Repeat the data in full and exactly. Leave the pictures out.
▬▬▬▬▬▬
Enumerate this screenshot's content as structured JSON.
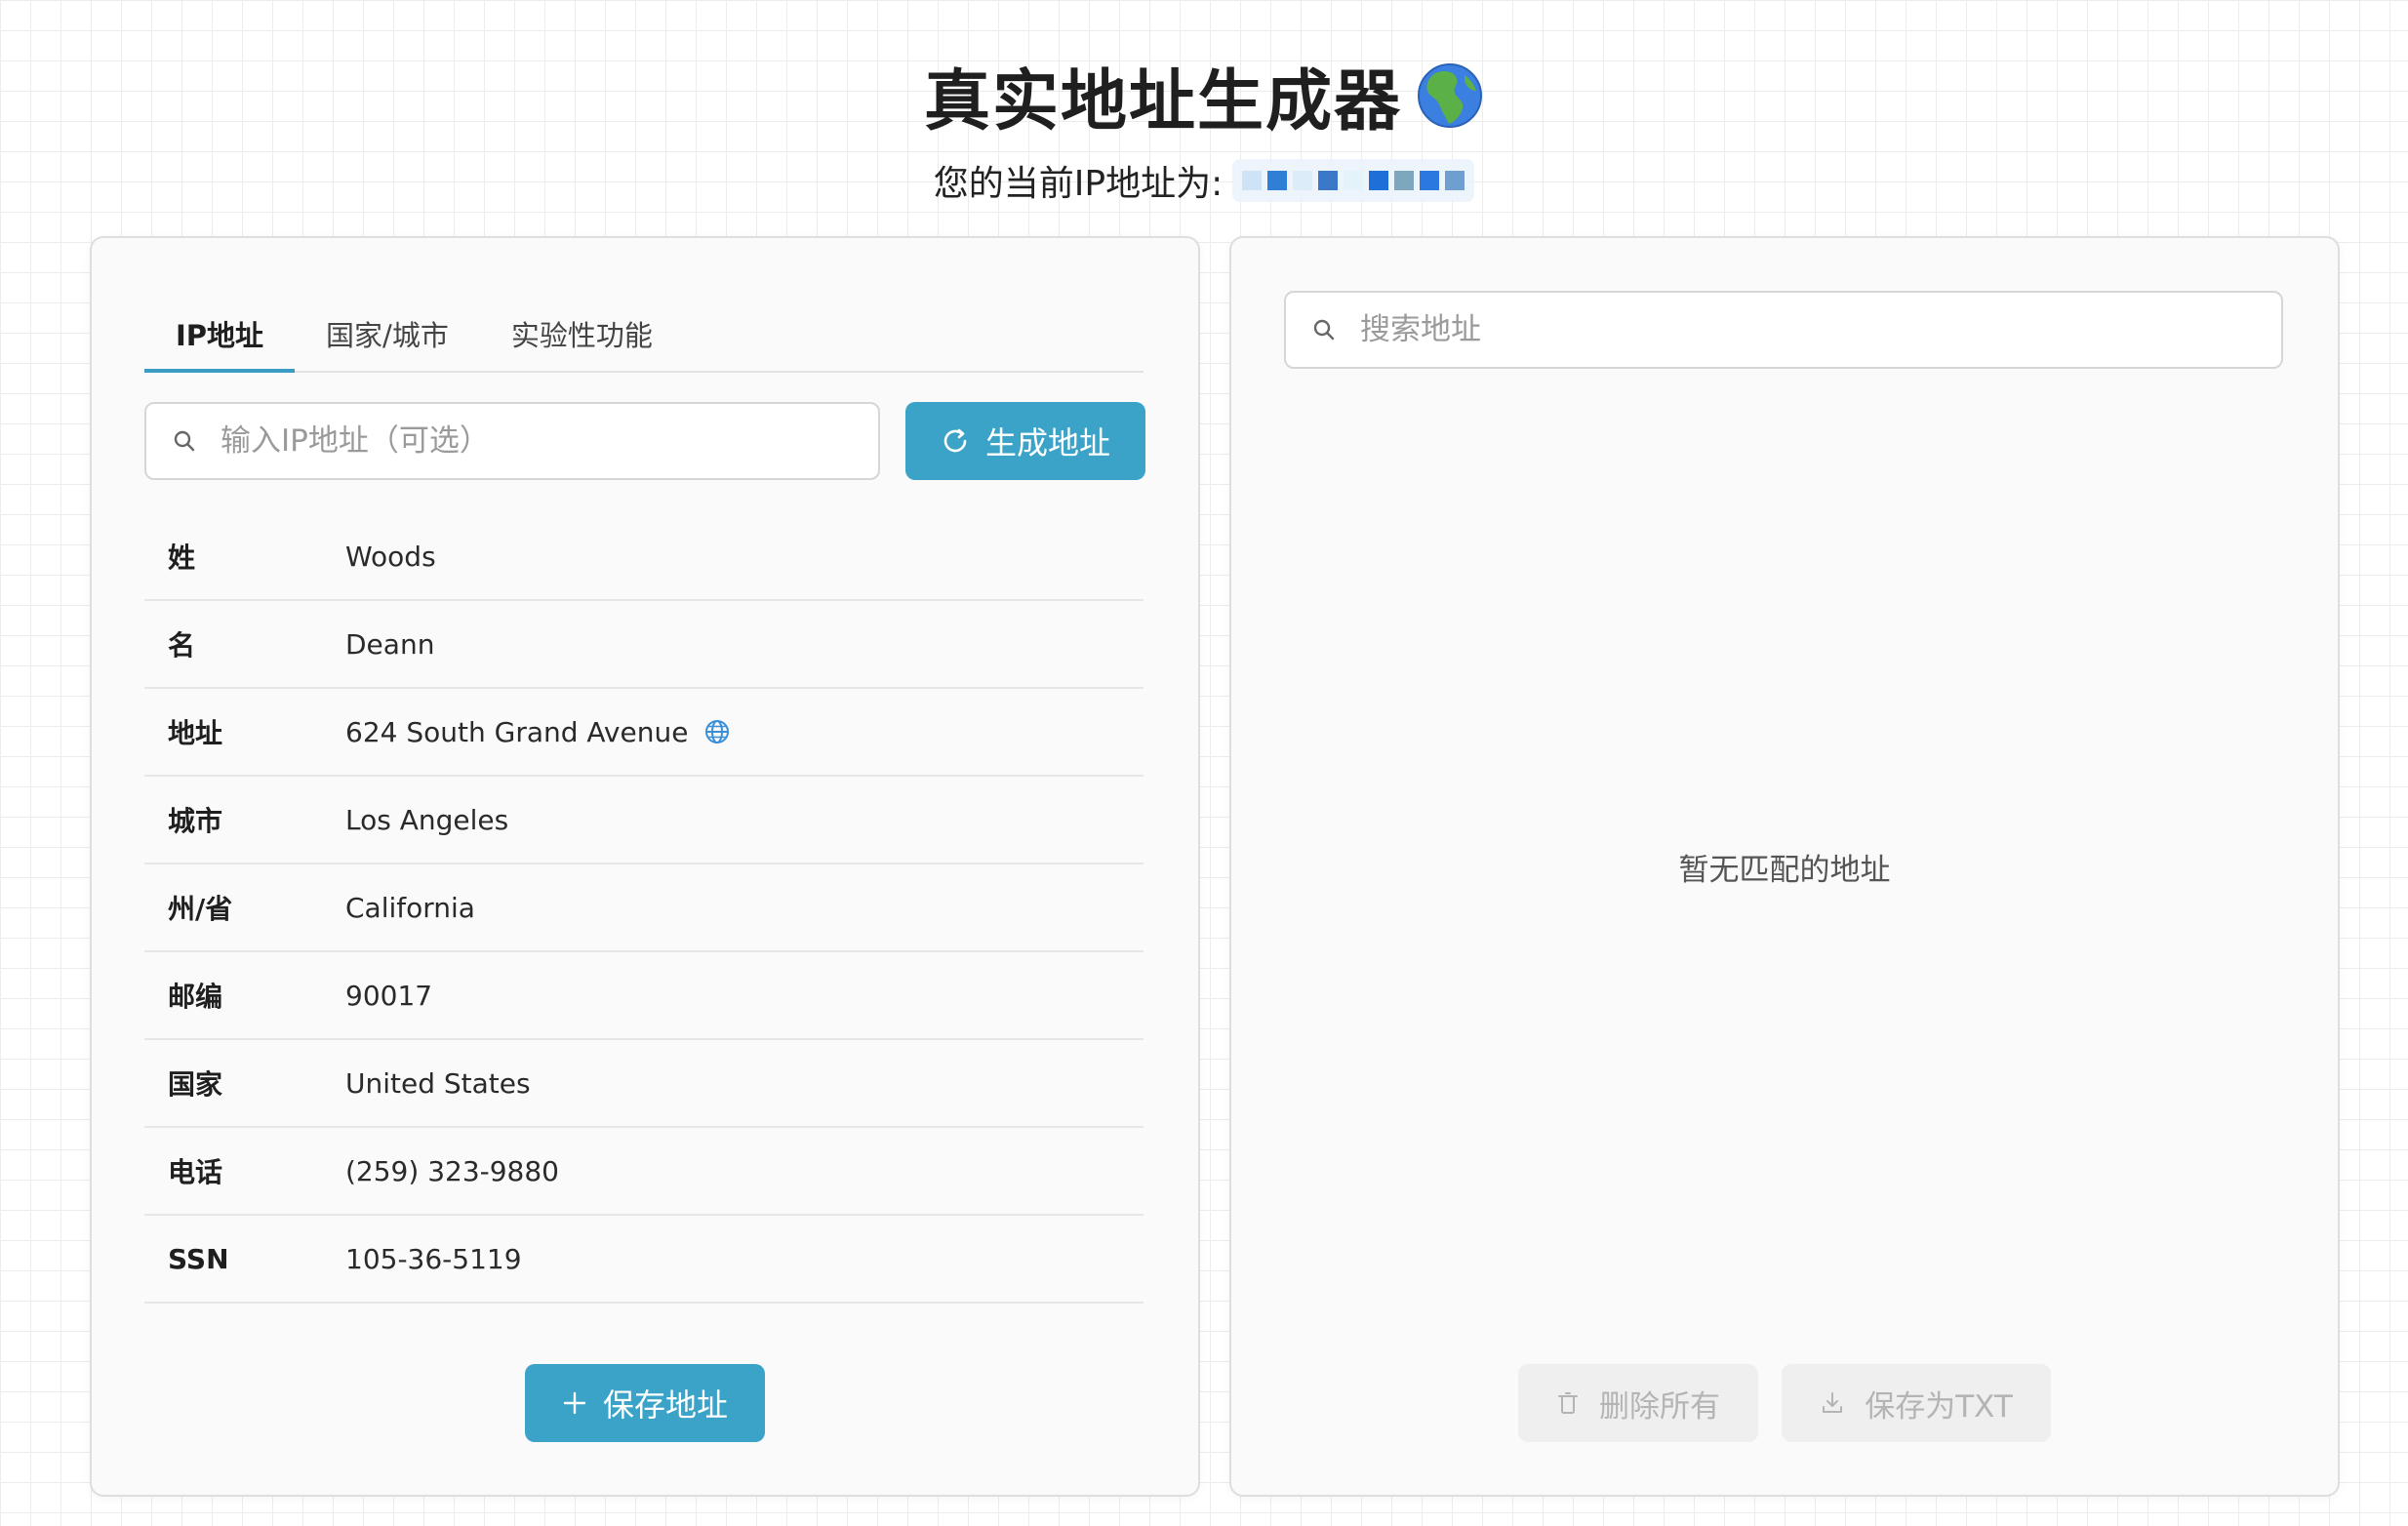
{
  "header": {
    "title": "真实地址生成器",
    "ip_label": "您的当前IP地址为:"
  },
  "tabs": [
    {
      "label": "IP地址",
      "active": true
    },
    {
      "label": "国家/城市",
      "active": false
    },
    {
      "label": "实验性功能",
      "active": false
    }
  ],
  "ip_input": {
    "placeholder": "输入IP地址（可选）",
    "value": ""
  },
  "generate_button": {
    "label": "生成地址"
  },
  "details": [
    {
      "label": "姓",
      "value": "Woods"
    },
    {
      "label": "名",
      "value": "Deann"
    },
    {
      "label": "地址",
      "value": "624 South Grand Avenue"
    },
    {
      "label": "城市",
      "value": "Los Angeles"
    },
    {
      "label": "州/省",
      "value": "California"
    },
    {
      "label": "邮编",
      "value": "90017"
    },
    {
      "label": "国家",
      "value": "United States"
    },
    {
      "label": "电话",
      "value": "(259) 323-9880"
    },
    {
      "label": "SSN",
      "value": "105-36-5119"
    }
  ],
  "save_button": {
    "label": "保存地址"
  },
  "search": {
    "placeholder": "搜索地址",
    "value": ""
  },
  "empty_message": "暂无匹配的地址",
  "delete_all_button": {
    "label": "删除所有"
  },
  "save_txt_button": {
    "label": "保存为TXT"
  },
  "colors": {
    "accent": "#3ba3c8",
    "disabled_bg": "#efefef",
    "disabled_text": "#b4b4b4"
  },
  "icons": [
    "globe-emoji-icon",
    "search-icon",
    "refresh-icon",
    "globe-icon",
    "plus-icon",
    "trash-icon",
    "download-icon"
  ]
}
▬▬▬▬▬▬
Task answer:
Enumerate this screenshot's content as structured JSON.
{
  "header": {
    "title": "真实地址生成器",
    "ip_label": "您的当前IP地址为:"
  },
  "tabs": [
    {
      "label": "IP地址",
      "active": true
    },
    {
      "label": "国家/城市",
      "active": false
    },
    {
      "label": "实验性功能",
      "active": false
    }
  ],
  "ip_input": {
    "placeholder": "输入IP地址（可选）",
    "value": ""
  },
  "generate_button": {
    "label": "生成地址"
  },
  "details": [
    {
      "label": "姓",
      "value": "Woods"
    },
    {
      "label": "名",
      "value": "Deann"
    },
    {
      "label": "地址",
      "value": "624 South Grand Avenue"
    },
    {
      "label": "城市",
      "value": "Los Angeles"
    },
    {
      "label": "州/省",
      "value": "California"
    },
    {
      "label": "邮编",
      "value": "90017"
    },
    {
      "label": "国家",
      "value": "United States"
    },
    {
      "label": "电话",
      "value": "(259) 323-9880"
    },
    {
      "label": "SSN",
      "value": "105-36-5119"
    }
  ],
  "save_button": {
    "label": "保存地址"
  },
  "search": {
    "placeholder": "搜索地址",
    "value": ""
  },
  "empty_message": "暂无匹配的地址",
  "delete_all_button": {
    "label": "删除所有"
  },
  "save_txt_button": {
    "label": "保存为TXT"
  },
  "colors": {
    "accent": "#3ba3c8",
    "disabled_bg": "#efefef",
    "disabled_text": "#b4b4b4"
  },
  "icons": [
    "globe-emoji-icon",
    "search-icon",
    "refresh-icon",
    "globe-icon",
    "plus-icon",
    "trash-icon",
    "download-icon"
  ]
}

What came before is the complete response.